■ **Try it**: Make an exact copy of each entry, leaving out every picture.

■ **Extracted records**:
------

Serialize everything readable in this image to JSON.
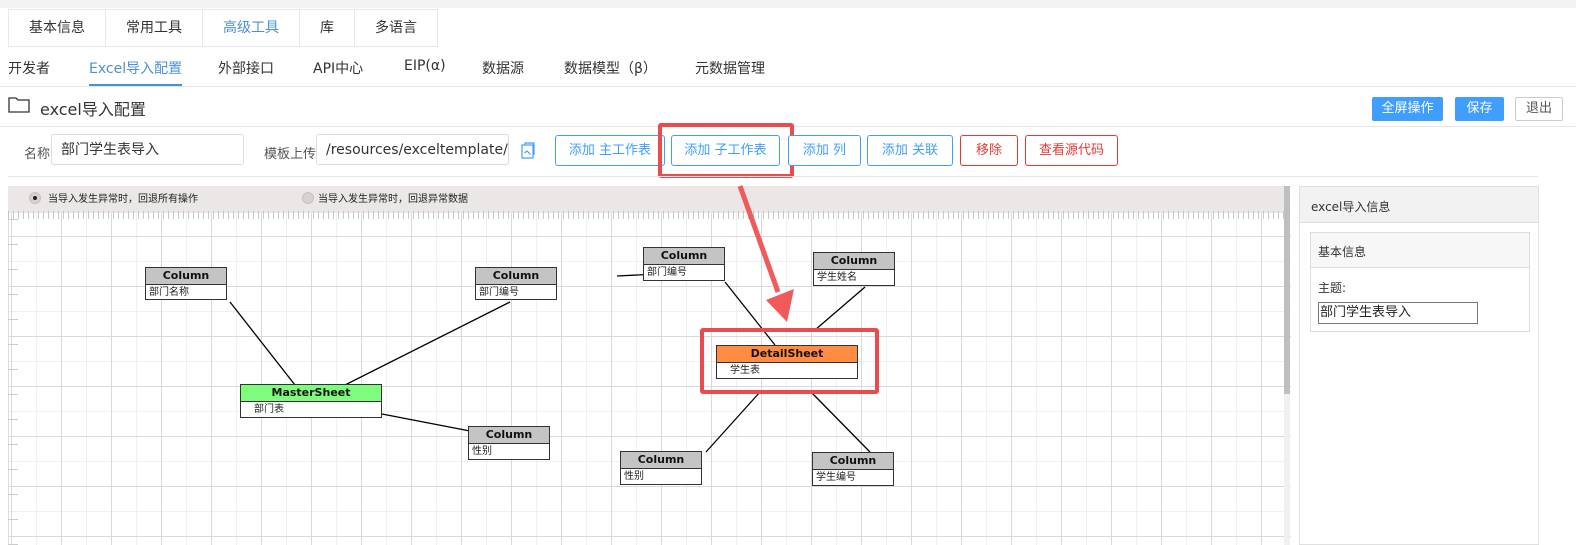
{
  "tabs_primary": [
    "基本信息",
    "常用工具",
    "高级工具",
    "库",
    "多语言"
  ],
  "tabs_secondary": [
    "开发者",
    "Excel导入配置",
    "外部接口",
    "API中心",
    "EIP(α)",
    "数据源",
    "数据模型（β）",
    "元数据管理"
  ],
  "header": {
    "title": "excel导入配置",
    "fullscreen_label": "全屏操作",
    "save_label": "保存",
    "exit_label": "退出"
  },
  "form": {
    "name_label": "名称",
    "name_value": "部门学生表导入",
    "template_label": "模板上传",
    "template_value": "/resources/exceltemplate/部门学生表.xlsx"
  },
  "actions": {
    "add_main_sheet": "添加 主工作表",
    "add_sub_sheet": "添加 子工作表",
    "add_column": "添加 列",
    "add_relation": "添加 关联",
    "remove": "移除",
    "view_source": "查看源代码"
  },
  "canvas": {
    "option_rollback_all": "当导入发生异常时，回退所有操作",
    "option_rollback_error": "当导入发生异常时，回退异常数据",
    "nodes": {
      "col_dept_name": {
        "title": "Column",
        "body": "部门名称"
      },
      "col_dept_no_left": {
        "title": "Column",
        "body": "部门编号"
      },
      "master": {
        "title": "MasterSheet",
        "body": "部门表"
      },
      "col_gender_left": {
        "title": "Column",
        "body": "性别"
      },
      "col_dept_no_right": {
        "title": "Column",
        "body": "部门编号"
      },
      "col_student_name": {
        "title": "Column",
        "body": "学生姓名"
      },
      "detail": {
        "title": "DetailSheet",
        "body": "学生表"
      },
      "col_gender_right": {
        "title": "Column",
        "body": "性别"
      },
      "col_student_no": {
        "title": "Column",
        "body": "学生编号"
      }
    }
  },
  "side_panel": {
    "title": "excel导入信息",
    "section_title": "基本信息",
    "subject_label": "主题:",
    "subject_value": "部门学生表导入"
  },
  "colors": {
    "accent": "#409eff",
    "danger": "#e53935",
    "highlight": "#e84c4c",
    "master_header": "#7dfc7d",
    "detail_header": "#ff8c42",
    "column_header": "#c4c4c4"
  }
}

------

■ **Task output**:
Serialize everything readable in this image to JSON.
{
  "tabs_primary": [
    "基本信息",
    "常用工具",
    "高级工具",
    "库",
    "多语言"
  ],
  "tabs_secondary": [
    "开发者",
    "Excel导入配置",
    "外部接口",
    "API中心",
    "EIP(α)",
    "数据源",
    "数据模型（β）",
    "元数据管理"
  ],
  "header": {
    "title": "excel导入配置",
    "fullscreen_label": "全屏操作",
    "save_label": "保存",
    "exit_label": "退出"
  },
  "form": {
    "name_label": "名称",
    "name_value": "部门学生表导入",
    "template_label": "模板上传",
    "template_value": "/resources/exceltemplate/部门学生表.xlsx"
  },
  "actions": {
    "add_main_sheet": "添加 主工作表",
    "add_sub_sheet": "添加 子工作表",
    "add_column": "添加 列",
    "add_relation": "添加 关联",
    "remove": "移除",
    "view_source": "查看源代码"
  },
  "canvas": {
    "option_rollback_all": "当导入发生异常时，回退所有操作",
    "option_rollback_error": "当导入发生异常时，回退异常数据",
    "nodes": {
      "col_dept_name": {
        "title": "Column",
        "body": "部门名称"
      },
      "col_dept_no_left": {
        "title": "Column",
        "body": "部门编号"
      },
      "master": {
        "title": "MasterSheet",
        "body": "部门表"
      },
      "col_gender_left": {
        "title": "Column",
        "body": "性别"
      },
      "col_dept_no_right": {
        "title": "Column",
        "body": "部门编号"
      },
      "col_student_name": {
        "title": "Column",
        "body": "学生姓名"
      },
      "detail": {
        "title": "DetailSheet",
        "body": "学生表"
      },
      "col_gender_right": {
        "title": "Column",
        "body": "性别"
      },
      "col_student_no": {
        "title": "Column",
        "body": "学生编号"
      }
    }
  },
  "side_panel": {
    "title": "excel导入信息",
    "section_title": "基本信息",
    "subject_label": "主题:",
    "subject_value": "部门学生表导入"
  },
  "colors": {
    "accent": "#409eff",
    "danger": "#e53935",
    "highlight": "#e84c4c",
    "master_header": "#7dfc7d",
    "detail_header": "#ff8c42",
    "column_header": "#c4c4c4"
  }
}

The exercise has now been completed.